Separation and divorce are never easy. When children are involved, the process becomes infinitely more painful. Just as your world is turned upside down from losing your significant other, you also have to cope with the reality that you will be losing precious moments with your children. No one wants to have less time with their kids, and kids don’t want to miss either of their parents. But it is important that kids don’t end up feeling like they are a rope caught in the middle of a violent game of tug-of-war. So how can you make this transition as easy as possible for everyone?
1. Don’t talk down to the other parent or get in arguments in front of your children.
As difficult as it may be to keep from snapping at the other parent, bite your tongue and make a note to call your ex later to discuss the issue. Letting your kids see you fight will only cause them more pain and angst that will hurt them in the long run.
2. Let your children know that you’re happy they are getting to spend time with the other parent before they leave for the weekend.
This one is hard because on the inside you will be screaming and aching and hoping the other parent calls to say the kids can just stay with you…forever. But, chances are that somewhere, deep inside, you know that it is in your children’s best interest to have a good relationship with both parents. So make sure your kids know that too. They are going to miss you when they leave, so let them know it’s OK they are leaving, and that you’ll see them when they get back.
3. Remember that you have to take turns with the kids; and if it’s not your turn, you don’t get to make their schedule.

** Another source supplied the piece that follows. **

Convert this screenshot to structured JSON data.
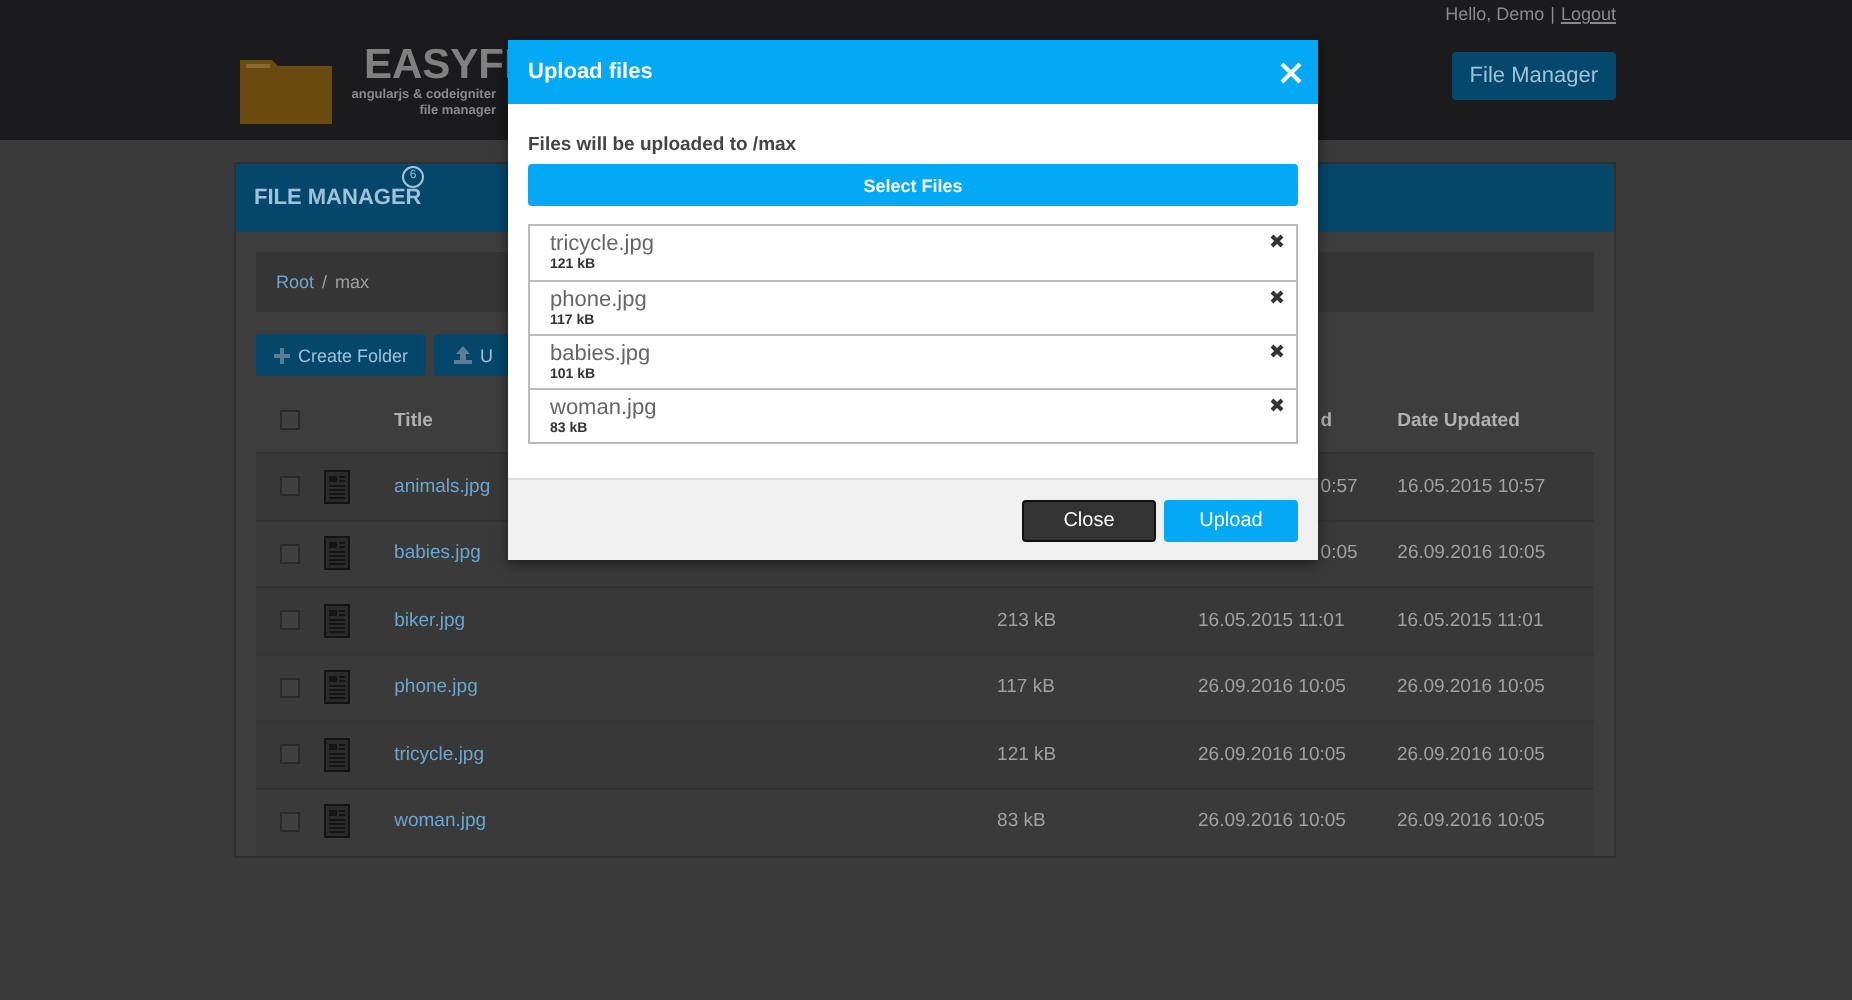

This may sound like an obvious rule and an easy one to obey, but many parents break this rule because they so badly want to be the “favorite” parent. Example: Your mother calls and says, “I’d love to take you and the kids to Carowinds on Saturday. Is that OK?” You know it’s the other parent’s weekend, but you give the OK for Carowinds and then hurry to tell your kids that Grandma is taking you all to the park this weekend, all before checking in with the other parent. Then when you do check in with the other parent, you learn that they already have (not so exciting) plans on Saturday that the other parent is refusing to break or reschedule. So you go back to your kids and tell them, “I’m sorry, but we can’t go to Carowinds with Grandma on Saturday because Daddy won’t let you go.” Now you’ve come out looking like the fun parent and he’s the bad guy. Always check with the other parent before scheduling an activity during their time with the children. That way you avoid disappointing the kids and placing blame on one side or the other.
4. Keep the lines of communication open, and be consistent.

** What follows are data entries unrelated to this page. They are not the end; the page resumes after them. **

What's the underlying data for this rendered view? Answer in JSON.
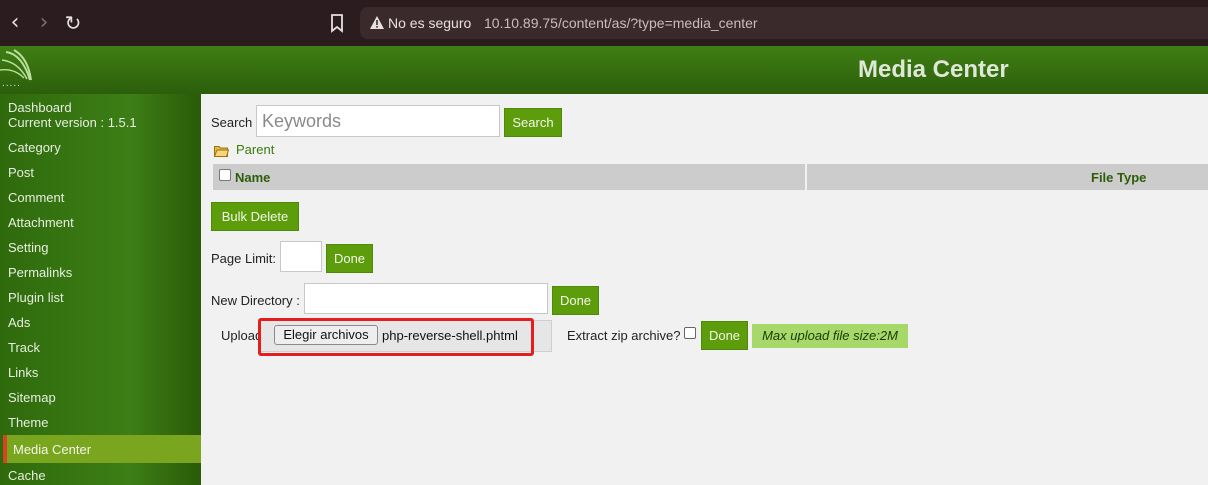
{
  "browser": {
    "security_label": "No es seguro",
    "url": "10.10.89.75/content/as/?type=media_center",
    "icons": [
      "back-icon",
      "forward-icon",
      "reload-icon",
      "bookmark-icon",
      "warning-icon"
    ]
  },
  "header": {
    "title": "Media Center",
    "logo_dots": "....."
  },
  "sidebar": {
    "items": [
      {
        "label": "Dashboard"
      },
      {
        "label": "Current version : 1.5.1"
      },
      {
        "label": "Category"
      },
      {
        "label": "Post"
      },
      {
        "label": "Comment"
      },
      {
        "label": "Attachment"
      },
      {
        "label": "Setting"
      },
      {
        "label": "Permalinks"
      },
      {
        "label": "Plugin list"
      },
      {
        "label": "Ads"
      },
      {
        "label": "Track"
      },
      {
        "label": "Links"
      },
      {
        "label": "Sitemap"
      },
      {
        "label": "Theme"
      },
      {
        "label": "Media Center"
      },
      {
        "label": "Cache"
      }
    ],
    "active": "Media Center"
  },
  "search": {
    "label": "Search",
    "placeholder": "Keywords",
    "button": "Search"
  },
  "parent_link": "Parent",
  "table": {
    "columns": [
      "Name",
      "File Type"
    ]
  },
  "bulk_delete": "Bulk Delete",
  "page_limit": {
    "label": "Page Limit:",
    "value": "",
    "button": "Done"
  },
  "new_directory": {
    "label": "New Directory :",
    "value": "",
    "button": "Done"
  },
  "upload": {
    "label": "Upload :",
    "choose_button": "Elegir archivos",
    "file_name": "php-reverse-shell.phtml",
    "extract_label": "Extract zip archive?",
    "button": "Done",
    "max_size": "Max upload file size:2M"
  },
  "colors": {
    "accent": "#5d9d0c",
    "header_green": "#2c5e0b",
    "highlight_red": "#e41e1e",
    "active_item": "#7aa51e"
  }
}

Don’t let your children start playing Mom and Dad against each other go get what they want. Make sure you and the other parent are still on the same page about the ground rules for the kids. When something comes up that your child gets in trouble over, discuss it with the other parent. Talk about how the child was disciplined, and if appropriate, ask that they carry the discipline over to their house. If the child was told “no iPad for three days” but it has only been two, the other parent should not allow the use of the iPad for one more day. This way your children don’t start seeing trends that will allow them to get out of punishments, or get something they want, but one parent won’t let them have. This stability will help your children settle in to this new lifestyle more smoothly and quickly.
5. Be flexible when possible.
Don’t keep your kids from doing something fun with the other parent just because you’re jealous of the time they’ll get together, or because you wish it was you taking the kids on a fun outing. Ask the other parent to take pictures of their activity to send you so that when your kids get back, you can talk to them about it and share in their excitement. And don’t forget to be excited with them. Don’t let your children feel bad for having a good time, even if it was without you.
6. Don’t EVER make your children choose.
Having to choose between Mom and Dad is a position your children should never find themselves in. This separation and divorce are not their faults and you should never put them in the middle. When both parents want the children one weekend for some special activity, birthday, or event, don’t ask the kids what they want to do. That is not their job – it’s yours and your ex’s. You may not be able to agree, and if that’s the case, then flip a coin. Agree to alternate years for birthdays, holidays, etc. But do not EVER make your children choose between their parents.
7. Get a schedule and agreement in writing as soon as possible.
Often this is done through a separation agreement. It is important to try to address all potential issues that may arise so that there is no question as to how an issue should be handled if and when it comes up. Getting a valid agreement in place can save everyone a lot of confusion and frustration moving forward. It also often provides a sense of comfort for both parents, knowing what their responsibilities and obligations are, and having everything in writing. If you’d like more information on separation agreements, you can find it here.
The overarching theme with all of these rules is to remember to put your children first. Regardless of why your relationship ended, or how angry you may be, make sure to remember that your children love both of their parents. Daddy is a hero and Mommy is a princess. This is the way your children should continue to see their parents, and you have great control over that. Make sure you love your children more than you hate your ex. Co-parenting can be difficult, frustrating, and sometimes downright maddening; but following these rules can help to make the transition from a single household family to a two household family a bit easier for both parents, and most importantly, your kids.